I'm in recovery from an eating disorder. And have been for a long time. Lots of people don't know, except when I do silly things like write an article to all the PSU fitness instructors, or post it in my blog's "about me" section, or even write a blog post about it. I don't like to talk about it because I don't want people to see me as "that girl with bulimia," or to be constantly concerned that I'm going to throw up the birthday cake they make me, or to analyze my every food choice and relate it back to my psychological state. It could be true that I'll be in a state of recovery forever; many people with an addiction say they'll never be completely free of their longing.
But I believe that I can completely heal. The reason I think I can heal is because I have yoga.
For years I've eaten carefully, but will then try to make up what I've deemed an over-indulgence with an extra hour of running or a day of diet soda and veggies. There is this lingering fear that, even on a non-binge, I may freak out about the number of calories consumed and want to purge, or, that I'll punish myself through another over-exhaustive workout. Living in a state of constant counting, calculating, and planning of food and exercise is exhausting. Literally.

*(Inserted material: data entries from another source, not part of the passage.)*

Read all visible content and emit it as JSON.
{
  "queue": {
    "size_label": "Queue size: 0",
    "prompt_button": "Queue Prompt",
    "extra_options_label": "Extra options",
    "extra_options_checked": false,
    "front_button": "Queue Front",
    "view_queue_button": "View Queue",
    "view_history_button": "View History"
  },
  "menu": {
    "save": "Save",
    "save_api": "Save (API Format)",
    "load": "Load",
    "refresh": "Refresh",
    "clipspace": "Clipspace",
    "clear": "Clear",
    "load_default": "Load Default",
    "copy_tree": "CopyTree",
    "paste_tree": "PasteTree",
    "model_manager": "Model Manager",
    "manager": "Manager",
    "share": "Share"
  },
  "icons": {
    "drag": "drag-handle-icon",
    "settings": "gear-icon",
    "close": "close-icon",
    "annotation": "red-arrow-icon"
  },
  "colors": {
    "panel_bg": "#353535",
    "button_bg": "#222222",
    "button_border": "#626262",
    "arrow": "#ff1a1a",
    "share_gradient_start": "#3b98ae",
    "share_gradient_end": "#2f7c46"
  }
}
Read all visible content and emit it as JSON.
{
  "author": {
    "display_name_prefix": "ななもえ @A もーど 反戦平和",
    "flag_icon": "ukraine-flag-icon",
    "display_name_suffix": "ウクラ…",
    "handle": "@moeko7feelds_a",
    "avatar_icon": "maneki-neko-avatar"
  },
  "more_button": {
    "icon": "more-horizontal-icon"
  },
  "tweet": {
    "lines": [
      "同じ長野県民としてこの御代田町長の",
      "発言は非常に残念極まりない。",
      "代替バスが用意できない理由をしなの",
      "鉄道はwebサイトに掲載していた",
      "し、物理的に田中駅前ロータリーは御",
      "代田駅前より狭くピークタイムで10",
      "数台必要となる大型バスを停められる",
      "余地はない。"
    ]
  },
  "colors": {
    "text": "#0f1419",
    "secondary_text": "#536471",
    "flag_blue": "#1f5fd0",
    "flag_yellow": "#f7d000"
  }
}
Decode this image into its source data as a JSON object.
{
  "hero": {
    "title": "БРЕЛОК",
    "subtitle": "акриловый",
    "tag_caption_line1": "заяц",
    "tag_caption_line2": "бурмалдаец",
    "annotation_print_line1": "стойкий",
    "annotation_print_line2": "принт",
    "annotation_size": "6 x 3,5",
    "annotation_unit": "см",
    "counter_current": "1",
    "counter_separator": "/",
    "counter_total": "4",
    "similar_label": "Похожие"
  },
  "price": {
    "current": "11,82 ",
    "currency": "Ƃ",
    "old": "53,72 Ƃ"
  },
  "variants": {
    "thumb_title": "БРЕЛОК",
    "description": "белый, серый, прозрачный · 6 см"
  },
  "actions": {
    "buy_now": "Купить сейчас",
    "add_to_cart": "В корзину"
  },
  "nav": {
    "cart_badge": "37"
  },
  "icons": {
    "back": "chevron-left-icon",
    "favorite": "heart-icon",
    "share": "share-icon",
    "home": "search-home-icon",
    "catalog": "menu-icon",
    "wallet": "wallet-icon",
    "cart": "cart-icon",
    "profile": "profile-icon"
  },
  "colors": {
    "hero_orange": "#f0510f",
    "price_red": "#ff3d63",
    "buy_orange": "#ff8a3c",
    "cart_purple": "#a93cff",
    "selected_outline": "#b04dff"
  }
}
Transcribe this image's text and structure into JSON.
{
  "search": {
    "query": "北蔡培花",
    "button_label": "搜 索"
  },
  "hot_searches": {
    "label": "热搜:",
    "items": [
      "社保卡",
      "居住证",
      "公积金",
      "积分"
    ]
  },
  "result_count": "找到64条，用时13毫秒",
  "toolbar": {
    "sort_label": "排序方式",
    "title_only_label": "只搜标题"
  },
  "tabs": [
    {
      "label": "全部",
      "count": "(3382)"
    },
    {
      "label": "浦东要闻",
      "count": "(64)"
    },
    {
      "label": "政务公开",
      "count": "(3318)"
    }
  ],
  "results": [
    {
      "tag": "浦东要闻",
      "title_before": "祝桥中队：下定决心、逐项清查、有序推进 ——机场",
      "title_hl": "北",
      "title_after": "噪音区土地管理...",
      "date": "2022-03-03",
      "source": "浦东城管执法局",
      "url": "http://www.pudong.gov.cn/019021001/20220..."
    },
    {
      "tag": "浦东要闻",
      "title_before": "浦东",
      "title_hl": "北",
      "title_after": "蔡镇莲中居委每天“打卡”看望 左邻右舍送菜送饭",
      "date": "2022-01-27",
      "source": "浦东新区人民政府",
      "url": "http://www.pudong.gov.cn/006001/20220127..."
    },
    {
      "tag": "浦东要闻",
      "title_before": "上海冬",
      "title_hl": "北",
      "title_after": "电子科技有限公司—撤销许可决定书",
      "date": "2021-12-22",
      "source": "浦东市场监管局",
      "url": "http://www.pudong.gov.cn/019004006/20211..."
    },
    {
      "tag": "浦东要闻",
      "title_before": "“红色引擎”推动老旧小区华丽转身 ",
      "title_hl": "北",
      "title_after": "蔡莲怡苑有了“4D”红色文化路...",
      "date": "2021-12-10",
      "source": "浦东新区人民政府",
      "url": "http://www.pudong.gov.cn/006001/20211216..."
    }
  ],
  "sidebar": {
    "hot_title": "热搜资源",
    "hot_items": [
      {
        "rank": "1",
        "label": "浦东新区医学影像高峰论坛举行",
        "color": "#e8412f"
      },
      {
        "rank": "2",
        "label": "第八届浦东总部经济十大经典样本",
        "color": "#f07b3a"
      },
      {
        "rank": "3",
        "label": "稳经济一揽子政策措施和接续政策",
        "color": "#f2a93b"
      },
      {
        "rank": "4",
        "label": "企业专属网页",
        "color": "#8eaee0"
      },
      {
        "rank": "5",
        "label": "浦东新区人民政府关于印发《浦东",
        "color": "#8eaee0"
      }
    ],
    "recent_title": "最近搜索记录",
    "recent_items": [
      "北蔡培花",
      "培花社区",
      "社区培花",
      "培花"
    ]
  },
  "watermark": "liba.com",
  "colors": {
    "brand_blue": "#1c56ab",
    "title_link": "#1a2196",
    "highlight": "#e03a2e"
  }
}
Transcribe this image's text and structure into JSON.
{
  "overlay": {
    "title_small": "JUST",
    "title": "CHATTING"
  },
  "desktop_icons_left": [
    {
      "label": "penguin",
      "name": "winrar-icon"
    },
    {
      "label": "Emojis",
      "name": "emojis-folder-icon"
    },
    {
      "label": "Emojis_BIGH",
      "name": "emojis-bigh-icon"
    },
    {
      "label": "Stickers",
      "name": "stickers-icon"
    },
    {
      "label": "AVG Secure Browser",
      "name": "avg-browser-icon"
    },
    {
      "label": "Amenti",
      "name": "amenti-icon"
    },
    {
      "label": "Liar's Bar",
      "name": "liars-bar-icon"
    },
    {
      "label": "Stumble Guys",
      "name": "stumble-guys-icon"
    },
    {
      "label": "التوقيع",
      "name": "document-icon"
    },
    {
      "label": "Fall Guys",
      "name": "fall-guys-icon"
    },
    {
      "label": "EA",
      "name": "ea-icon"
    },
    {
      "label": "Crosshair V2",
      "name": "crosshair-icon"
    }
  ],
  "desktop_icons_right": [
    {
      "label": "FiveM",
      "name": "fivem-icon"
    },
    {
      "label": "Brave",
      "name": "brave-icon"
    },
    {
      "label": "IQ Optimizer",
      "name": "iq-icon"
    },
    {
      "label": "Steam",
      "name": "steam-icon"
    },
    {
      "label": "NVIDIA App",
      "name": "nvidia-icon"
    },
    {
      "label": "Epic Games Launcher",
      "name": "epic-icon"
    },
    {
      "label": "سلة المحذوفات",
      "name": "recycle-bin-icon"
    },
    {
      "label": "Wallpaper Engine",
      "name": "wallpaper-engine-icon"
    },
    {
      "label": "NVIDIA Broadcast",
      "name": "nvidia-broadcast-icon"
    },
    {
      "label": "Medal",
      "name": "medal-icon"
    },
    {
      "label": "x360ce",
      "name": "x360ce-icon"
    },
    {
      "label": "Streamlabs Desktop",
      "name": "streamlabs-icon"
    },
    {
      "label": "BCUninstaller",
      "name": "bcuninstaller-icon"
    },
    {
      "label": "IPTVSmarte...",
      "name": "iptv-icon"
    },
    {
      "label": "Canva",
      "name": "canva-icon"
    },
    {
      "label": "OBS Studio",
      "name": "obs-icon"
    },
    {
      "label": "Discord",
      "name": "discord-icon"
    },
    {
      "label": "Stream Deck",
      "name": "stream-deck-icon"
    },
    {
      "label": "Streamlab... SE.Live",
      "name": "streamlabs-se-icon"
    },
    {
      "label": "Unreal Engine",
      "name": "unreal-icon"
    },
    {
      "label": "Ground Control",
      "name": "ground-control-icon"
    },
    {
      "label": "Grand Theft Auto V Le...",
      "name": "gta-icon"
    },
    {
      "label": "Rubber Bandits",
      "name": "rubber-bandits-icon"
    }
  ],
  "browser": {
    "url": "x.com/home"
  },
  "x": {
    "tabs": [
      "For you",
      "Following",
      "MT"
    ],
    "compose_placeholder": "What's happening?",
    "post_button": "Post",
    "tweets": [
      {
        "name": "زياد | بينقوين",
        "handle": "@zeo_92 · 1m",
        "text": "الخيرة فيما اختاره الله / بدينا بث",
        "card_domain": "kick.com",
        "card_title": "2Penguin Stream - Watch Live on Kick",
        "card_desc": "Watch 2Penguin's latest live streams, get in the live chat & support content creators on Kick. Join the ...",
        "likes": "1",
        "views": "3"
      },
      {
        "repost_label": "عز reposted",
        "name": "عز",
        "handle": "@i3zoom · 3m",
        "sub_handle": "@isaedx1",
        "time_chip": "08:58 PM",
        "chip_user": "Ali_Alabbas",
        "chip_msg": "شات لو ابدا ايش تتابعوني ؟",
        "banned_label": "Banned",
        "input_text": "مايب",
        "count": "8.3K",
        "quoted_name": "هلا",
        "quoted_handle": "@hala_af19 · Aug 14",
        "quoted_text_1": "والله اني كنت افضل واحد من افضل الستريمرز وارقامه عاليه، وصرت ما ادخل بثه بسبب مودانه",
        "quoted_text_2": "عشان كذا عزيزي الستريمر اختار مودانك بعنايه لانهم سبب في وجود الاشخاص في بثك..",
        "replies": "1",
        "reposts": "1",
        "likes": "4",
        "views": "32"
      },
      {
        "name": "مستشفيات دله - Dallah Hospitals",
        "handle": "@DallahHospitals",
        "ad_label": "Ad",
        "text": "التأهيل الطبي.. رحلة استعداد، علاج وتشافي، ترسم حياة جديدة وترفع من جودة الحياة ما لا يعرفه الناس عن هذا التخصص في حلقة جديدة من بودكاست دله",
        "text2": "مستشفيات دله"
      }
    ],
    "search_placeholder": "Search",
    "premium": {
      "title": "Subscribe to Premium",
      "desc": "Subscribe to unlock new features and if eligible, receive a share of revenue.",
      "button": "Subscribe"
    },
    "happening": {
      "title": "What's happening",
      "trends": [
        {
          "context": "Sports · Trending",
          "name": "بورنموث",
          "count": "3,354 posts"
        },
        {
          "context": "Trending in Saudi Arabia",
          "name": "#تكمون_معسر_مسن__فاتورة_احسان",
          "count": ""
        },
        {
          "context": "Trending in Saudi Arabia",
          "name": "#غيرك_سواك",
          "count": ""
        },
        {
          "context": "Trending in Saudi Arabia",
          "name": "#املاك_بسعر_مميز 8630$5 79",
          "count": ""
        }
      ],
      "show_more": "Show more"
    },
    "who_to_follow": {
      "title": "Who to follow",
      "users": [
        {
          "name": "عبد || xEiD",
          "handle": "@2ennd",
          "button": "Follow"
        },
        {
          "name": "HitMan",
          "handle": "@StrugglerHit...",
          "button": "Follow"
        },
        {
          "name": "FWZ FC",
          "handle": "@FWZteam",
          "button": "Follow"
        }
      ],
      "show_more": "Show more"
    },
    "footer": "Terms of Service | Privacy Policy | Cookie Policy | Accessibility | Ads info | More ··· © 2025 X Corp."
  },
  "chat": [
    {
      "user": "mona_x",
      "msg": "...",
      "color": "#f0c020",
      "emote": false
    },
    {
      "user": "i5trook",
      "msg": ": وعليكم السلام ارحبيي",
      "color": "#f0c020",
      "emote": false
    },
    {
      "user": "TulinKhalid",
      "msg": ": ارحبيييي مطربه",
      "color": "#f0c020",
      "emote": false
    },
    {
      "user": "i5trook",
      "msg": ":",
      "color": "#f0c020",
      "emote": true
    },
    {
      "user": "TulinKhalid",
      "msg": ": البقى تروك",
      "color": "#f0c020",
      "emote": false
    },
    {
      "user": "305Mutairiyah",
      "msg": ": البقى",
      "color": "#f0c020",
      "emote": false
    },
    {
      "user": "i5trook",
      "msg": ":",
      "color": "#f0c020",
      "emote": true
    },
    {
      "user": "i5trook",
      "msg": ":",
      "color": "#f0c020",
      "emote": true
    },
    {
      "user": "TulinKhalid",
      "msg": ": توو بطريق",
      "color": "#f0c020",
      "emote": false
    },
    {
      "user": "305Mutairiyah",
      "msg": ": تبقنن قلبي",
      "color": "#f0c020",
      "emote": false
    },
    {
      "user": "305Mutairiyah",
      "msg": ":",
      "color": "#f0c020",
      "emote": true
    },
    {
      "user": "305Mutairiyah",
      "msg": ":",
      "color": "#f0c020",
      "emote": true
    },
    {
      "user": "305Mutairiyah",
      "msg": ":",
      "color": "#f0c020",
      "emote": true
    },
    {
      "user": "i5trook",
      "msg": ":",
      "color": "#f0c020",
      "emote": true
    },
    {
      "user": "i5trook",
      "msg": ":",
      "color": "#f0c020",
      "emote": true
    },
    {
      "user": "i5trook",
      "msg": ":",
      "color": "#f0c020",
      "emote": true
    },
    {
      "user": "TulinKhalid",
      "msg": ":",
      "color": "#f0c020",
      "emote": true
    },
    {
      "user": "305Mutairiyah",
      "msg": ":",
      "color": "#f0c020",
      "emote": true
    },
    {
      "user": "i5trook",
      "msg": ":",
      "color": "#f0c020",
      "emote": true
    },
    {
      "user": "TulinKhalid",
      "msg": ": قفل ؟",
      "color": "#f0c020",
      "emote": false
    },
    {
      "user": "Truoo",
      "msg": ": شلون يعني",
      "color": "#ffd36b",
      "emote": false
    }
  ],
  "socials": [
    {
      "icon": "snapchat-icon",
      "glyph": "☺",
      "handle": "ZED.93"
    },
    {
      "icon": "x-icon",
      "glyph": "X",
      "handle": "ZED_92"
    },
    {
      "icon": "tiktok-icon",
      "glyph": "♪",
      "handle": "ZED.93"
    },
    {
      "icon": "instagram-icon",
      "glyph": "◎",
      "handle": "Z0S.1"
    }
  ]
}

Group, individual, and art therapy were all helpful in their own ways. But none of them gave me the peace of mind I've been able to find in yoga. Yoga has helped me connect to my body, and that connection is so important that I can't bear to go a day without it. The old me that started yoga did it for stress-relief as a college freshman, for exercise as a grad student, for self-betterment as a young adult, but finally I do yoga for me. And if I can't do asana practice on a certain day, I still set aside time to practice pranayama (breathing) and/or meditation.
The reason that I think I may be able to completely heal is because every day I do things I thought would never be possible for me. Last week, while on a yoga retreat/vacation in Bali, I only went running 3 times, each time less than an hour. True, I did other active things on vacation, and yes, I did asana practice each day, sometimes quite lengthy and intensive. But, for me, only about 2 hours of intense cardio in a week... that's crazy talk! I prefer to have 7-9 hours of intense cardio a week (which I am able to recognize as excessive).
The exercise is still a struggle. The eating is still a struggle. But the little improvements in the lovingkindness I show myself, the compassion I'm able to offer to myself and others, and the little achievements all add up. Every time I do something I once considered impossible, I feel the miracle in it.
I feel like my vacation behavior last week was a miracle. Usually, on vacation, with no time set aside for work, I would do more activity. But I didn't. And I only felt a tiny ache inside. I know people are supposed to have huge shifts during yoga retreats, and I thought my shift would be in my yoga. Turns out it was in my yoga, just not my asana practice.
I feel lucky at my miraculous experience. But, even more, I feel the hope and possibility of "complete" recovery. Of being fully present and mindful. Of union of my mind and body. Of yoga.